There are a "million reasons" for Obama's comfortable lead - the heavily attended Democratic Iowa caucuses, same-day voting and mobilization drives, and Iowa's proximity to Illinois, Tolbert said.
The nonpartisan Cook Political Report - which looks at polls, past performance, and the overall political landscape for their weekly state rankings - currently classifies Iowa as "leaning" Democratic in the presidential election.
"If I'm a Democrat, I'm pretty happy about Iowa," said Jennifer Duffy, a senior editor for the independent newsletter, pointing to Obama's consistent lead in Iowa.
But Dennis Goldford, a professor of politics at Drake University, wasn't ready to count McCain out in Iowa. He said the real indicator will come about two weeks before the election.
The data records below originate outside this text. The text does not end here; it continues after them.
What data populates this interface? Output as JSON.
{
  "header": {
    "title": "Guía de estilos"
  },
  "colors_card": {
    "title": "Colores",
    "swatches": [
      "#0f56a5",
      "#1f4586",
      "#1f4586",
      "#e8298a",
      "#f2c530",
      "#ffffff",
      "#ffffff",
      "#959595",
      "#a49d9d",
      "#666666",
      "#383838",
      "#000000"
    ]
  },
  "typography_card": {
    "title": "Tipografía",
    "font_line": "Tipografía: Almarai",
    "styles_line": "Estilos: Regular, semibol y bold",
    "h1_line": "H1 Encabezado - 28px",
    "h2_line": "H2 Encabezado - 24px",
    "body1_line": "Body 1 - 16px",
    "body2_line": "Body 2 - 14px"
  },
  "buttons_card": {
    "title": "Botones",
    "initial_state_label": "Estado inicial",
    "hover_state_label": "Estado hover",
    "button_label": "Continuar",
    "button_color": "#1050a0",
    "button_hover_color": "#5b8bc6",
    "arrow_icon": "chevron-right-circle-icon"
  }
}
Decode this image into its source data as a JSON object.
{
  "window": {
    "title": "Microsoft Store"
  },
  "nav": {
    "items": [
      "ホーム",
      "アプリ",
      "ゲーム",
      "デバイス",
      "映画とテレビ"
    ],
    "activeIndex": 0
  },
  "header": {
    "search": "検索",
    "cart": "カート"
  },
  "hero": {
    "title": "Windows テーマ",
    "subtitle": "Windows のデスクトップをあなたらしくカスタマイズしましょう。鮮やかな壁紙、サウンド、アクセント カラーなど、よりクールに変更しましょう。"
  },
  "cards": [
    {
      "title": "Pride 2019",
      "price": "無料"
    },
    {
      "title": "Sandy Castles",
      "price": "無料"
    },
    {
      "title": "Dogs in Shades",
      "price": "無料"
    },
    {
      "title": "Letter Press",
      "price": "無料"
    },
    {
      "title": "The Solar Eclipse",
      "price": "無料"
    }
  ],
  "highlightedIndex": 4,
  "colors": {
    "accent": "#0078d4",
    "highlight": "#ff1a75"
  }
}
If the number of McCain's advertising spots in Iowa stagnates, "you know they've given up," he said.
"He can make a run for it," said Goldford, highlighting the sheer number of Iowa independents, the largest voting bloc. "[But] he's looking up at daylight from a big dark hole. He's got his work cut out for him."
Other political followers also contend that Iowa remains a battleground state. The Johnson County Democrats say the "aggressive" push in advertising from both campaigns show that it's that way.
"I think everybody's vote is going to be important," said Brian Flaherty, the chairman of the Johnson County Democrats. "Judging by Iowa history, Iowa elections are close I think both sides see Iowa as important to them winning the race."
Despite the high number of independents in Iowa - totaling about 693,000 - UI political-science Associate Professor David Redlawsk said the majority of non-party voters consistently favor one party. And right now - due to caucus popularity, the pro-Democratic environment that's been intensified by the current financial crisis, and Obama's superior pre-caucus organization - Redlawsk said Iowa is "fertile ground for Obama."
"There's no real evidence that it's all that close," he said. "No one poll is by itself enough, but when youlook at the whole collection, you have to think [that's the] message," he said.